Topics: Emerging Media, College of Communication Information and Media
February 21, 2008
Blackboard Inc., a leading provider of enterprise technology for the education industry, announced Ball State University's Institute for Digital Intermedia Arts and Animation
(IDIAA) as the winner of the company's first $25,000 Blackboard Greenhouse Grant for Virtual Worlds for its Cinema Arts Project.
By leveraging the interactive technology of Second Life with the Blackboard course management system, Ball State's program will extend instruction to an e-learning community that will provide a hands-on learning environment exploring digital cinematography using virtualized studio and laboratory equipment.
The grant was developed to foster and promote the integration of virtual worlds into everyday teaching and learning, said Craig Chanoff, Blackboard's senior vice president of client success.
"We wanted to encourage and support our clients who are constantly creating innovative learning environments for their students and the global e-Learning community," he said. "Programs such as Ball State's cutting-edge cinema arts course will offer unique educational opportunities for student engagement and skill development in Blackboard's secure learning environment."
Ball State's IDIAA Cinema Arts Project will combine Blackboard's course management tools, particularly the adaptive release feature, to automate and control access to virtual facilities in Second Life. By combining virtualized equipment and lab capacities with access control, students will have an exploratory learning environment with enough structure to make the Second Life experience comfortable and productive.

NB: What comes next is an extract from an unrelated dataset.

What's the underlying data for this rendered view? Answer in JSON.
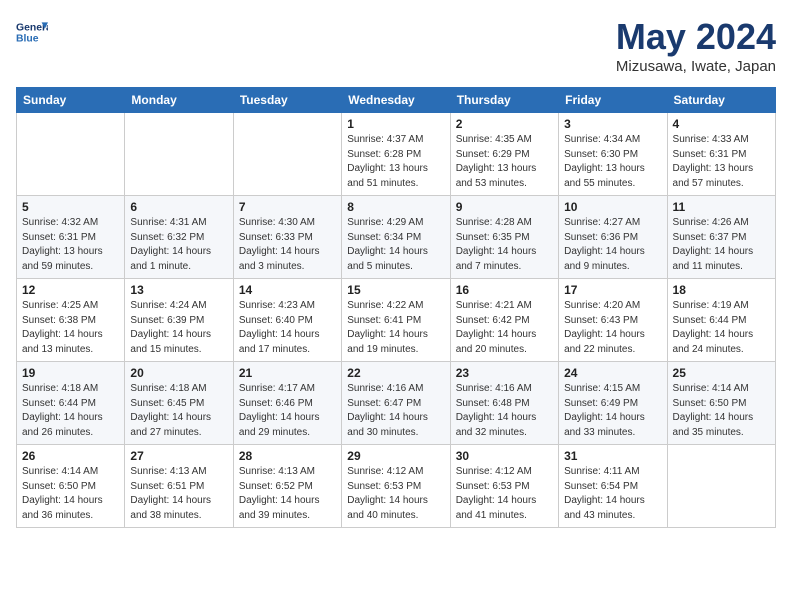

"Blackboard and Second Life will provide learning environments to a remote distance education audience and leverage our success in real world new media arts into virtual worlds," said John Fillwalk, director of IDIAA and associate professor of electronic art. "While our students will be the initial benefactors of our cinematography class, the technology that bridges the gap between Second Life and Blackboard will be available to the Blackboard community so other schools will be able to create and deliver their own immersive learning environments."
Through the use of adaptive release, Ball State professors will be able to control, monitor and create assignments according to their evolving student assessment and criteria. The IDIAA Cinema Arts Project will use the Second Life platform to provide students with specific studios within the learning environment through the use of the project's Holodeck tool. The projects virtualized equipment is designed to mimic real-world functionality in great detail and allow students to make virtual movies within Second Life.
Additionally, a student union, a large studio and a lounge area in Second Life will provide arenas for students to discuss course issues with peers and faculty and present their artifacts.
The IDIAA Cinema Arts Project was chosen by a panel of academics currently using virtual worlds to improve online learning, including William Brinkman, assistant professor of computer science and systems analysis at Miami University; Bill Moseley, adjunct professor of computer science at Pepperdine University and Bakersfield College; and Theodore Ubhaus, information systems manager at Berkeley College.
"The Blackboard committee selected Ball State University's proposal out of a large and diverse pool of competing submissions because it demonstrated a complete understanding of a virtual world environment," said John Fontaine, senior director of Blackboard's engineering services.